|US5442953 *||Oct 21, 1993||Aug 22, 1995||General Electric Company||Dynamic commutator profile system|
|US5531632 *||Dec 14, 1994||Jul 2, 1996||Fuji Photo Film Co., Ltd.||Apparatus for detecting the surface of a member to be ground, method of manufacturing feelers, and automatic inspection/grinding apparatus|
|US7560719||Feb 27, 2007||Jul 14, 2009||Lyke Shawn D||Commutator measuring device|
|US7698932 *||Oct 30, 2007||Apr 20, 2010||Hyundai Motor Company||Device for measuring uneven wear of starter brushes for vehicle|
|US20080204767 *||Feb 27, 2007||Aug 28, 2008||Lyke Shawn D||Commutator Measuring Device|
|US20080307871 *||Oct 30, 2007||Dec 18, 2008||Hyundai Motor Company||Device for measuring uneven wear of starter brushes for vehicle|
|USRE39974 *||Feb 11, 2005||Jan 1, 2008||Hipercon, Llc||Management of contact spots between an electrical brush and substrate|
|International Classification||G01B7/28, G01B7/34|
|Cooperative Classification||G01B7/28, G01B7/34|
|European Classification||G01B7/34, G01B7/28|
|Oct 25, 1994||CC||Certificate of correction|
|Apr 29, 1997||FPAY||Fee payment|
Year of fee payment: 4
|Sep 27, 2001||FPAY||Fee payment|
Year of fee payment: 8
|Oct 26, 2005||REMI||Maintenance fee reminder mailed|
|Apr 12, 2006||LAPS||Lapse for failure to pay maintenance fees|

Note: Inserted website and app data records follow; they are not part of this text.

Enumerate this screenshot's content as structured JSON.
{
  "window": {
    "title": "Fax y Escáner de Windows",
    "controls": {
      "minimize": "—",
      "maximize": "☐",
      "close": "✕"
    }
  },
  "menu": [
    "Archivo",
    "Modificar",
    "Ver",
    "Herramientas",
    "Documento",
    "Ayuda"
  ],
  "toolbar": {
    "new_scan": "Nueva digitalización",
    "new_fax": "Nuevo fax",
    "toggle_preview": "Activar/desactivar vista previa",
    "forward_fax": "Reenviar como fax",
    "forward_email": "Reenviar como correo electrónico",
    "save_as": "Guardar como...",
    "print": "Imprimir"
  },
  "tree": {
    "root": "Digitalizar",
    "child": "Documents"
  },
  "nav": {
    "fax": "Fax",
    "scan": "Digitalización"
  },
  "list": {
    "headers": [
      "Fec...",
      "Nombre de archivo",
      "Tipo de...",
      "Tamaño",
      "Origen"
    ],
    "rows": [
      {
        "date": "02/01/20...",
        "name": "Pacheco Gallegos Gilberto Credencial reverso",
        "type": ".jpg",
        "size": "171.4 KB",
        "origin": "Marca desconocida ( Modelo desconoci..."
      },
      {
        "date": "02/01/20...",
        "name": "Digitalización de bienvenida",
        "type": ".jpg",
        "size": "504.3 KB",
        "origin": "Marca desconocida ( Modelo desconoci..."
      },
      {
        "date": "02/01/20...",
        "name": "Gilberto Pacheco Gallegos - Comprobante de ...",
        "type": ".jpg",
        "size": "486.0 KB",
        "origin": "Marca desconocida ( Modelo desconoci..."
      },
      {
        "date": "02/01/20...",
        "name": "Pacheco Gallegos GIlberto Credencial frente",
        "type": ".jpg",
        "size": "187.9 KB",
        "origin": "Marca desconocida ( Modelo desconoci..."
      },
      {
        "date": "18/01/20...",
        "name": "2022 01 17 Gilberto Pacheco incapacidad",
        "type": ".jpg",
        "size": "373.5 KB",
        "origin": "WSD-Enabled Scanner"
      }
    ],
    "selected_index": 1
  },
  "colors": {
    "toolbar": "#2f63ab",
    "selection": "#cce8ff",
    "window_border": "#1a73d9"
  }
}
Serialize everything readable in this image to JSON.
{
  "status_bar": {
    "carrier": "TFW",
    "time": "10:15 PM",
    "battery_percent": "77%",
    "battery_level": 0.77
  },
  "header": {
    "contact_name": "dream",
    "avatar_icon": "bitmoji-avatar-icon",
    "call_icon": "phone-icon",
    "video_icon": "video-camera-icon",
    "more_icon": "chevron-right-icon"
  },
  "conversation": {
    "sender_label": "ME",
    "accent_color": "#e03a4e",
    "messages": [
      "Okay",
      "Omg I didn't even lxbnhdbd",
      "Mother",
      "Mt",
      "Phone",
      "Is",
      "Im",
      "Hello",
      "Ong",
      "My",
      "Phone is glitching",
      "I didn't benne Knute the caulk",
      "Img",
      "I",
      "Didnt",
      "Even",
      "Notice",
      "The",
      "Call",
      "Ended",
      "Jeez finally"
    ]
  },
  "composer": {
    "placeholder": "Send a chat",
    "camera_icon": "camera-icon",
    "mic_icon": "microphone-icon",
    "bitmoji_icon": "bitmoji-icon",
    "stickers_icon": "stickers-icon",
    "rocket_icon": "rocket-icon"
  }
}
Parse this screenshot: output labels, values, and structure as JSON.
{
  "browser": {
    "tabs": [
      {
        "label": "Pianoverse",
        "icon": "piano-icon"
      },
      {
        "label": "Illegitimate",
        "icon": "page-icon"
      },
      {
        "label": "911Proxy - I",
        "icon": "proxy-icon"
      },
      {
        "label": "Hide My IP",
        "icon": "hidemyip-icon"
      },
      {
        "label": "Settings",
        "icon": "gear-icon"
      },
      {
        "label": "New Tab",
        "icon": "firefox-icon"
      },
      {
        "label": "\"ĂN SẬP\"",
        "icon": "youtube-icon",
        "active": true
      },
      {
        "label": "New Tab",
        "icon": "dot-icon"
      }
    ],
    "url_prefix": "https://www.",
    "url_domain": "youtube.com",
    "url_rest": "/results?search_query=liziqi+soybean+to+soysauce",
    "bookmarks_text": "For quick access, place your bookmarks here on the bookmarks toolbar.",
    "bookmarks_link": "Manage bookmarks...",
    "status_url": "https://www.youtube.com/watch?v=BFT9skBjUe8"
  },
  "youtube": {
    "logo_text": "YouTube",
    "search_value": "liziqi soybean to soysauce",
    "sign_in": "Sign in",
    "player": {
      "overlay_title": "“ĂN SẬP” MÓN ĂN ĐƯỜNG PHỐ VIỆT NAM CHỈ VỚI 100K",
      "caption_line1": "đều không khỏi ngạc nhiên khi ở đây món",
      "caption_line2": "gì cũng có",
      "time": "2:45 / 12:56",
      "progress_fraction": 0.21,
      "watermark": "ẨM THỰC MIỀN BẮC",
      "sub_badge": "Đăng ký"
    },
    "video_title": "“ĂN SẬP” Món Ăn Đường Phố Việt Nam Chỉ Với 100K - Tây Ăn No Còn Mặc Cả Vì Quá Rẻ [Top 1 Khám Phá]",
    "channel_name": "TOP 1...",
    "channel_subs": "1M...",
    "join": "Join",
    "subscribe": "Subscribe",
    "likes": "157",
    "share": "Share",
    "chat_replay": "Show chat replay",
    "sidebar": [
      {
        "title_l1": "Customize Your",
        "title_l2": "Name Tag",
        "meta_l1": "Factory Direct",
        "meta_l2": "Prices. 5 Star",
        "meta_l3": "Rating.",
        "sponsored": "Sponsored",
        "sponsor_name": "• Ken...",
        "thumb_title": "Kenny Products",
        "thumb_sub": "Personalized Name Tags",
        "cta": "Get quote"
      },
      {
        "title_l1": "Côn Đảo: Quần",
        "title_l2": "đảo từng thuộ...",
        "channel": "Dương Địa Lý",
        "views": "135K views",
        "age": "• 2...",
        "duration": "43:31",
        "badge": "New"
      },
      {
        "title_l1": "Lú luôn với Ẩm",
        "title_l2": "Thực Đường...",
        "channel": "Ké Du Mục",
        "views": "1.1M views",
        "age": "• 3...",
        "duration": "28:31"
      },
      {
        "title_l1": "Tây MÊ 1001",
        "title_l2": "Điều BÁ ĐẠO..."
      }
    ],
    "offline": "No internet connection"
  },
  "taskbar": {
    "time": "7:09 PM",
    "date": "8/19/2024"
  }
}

|Jun 6, 2006||FP||Expired due to failure to pay maintenance fee|
Effective date: 20060412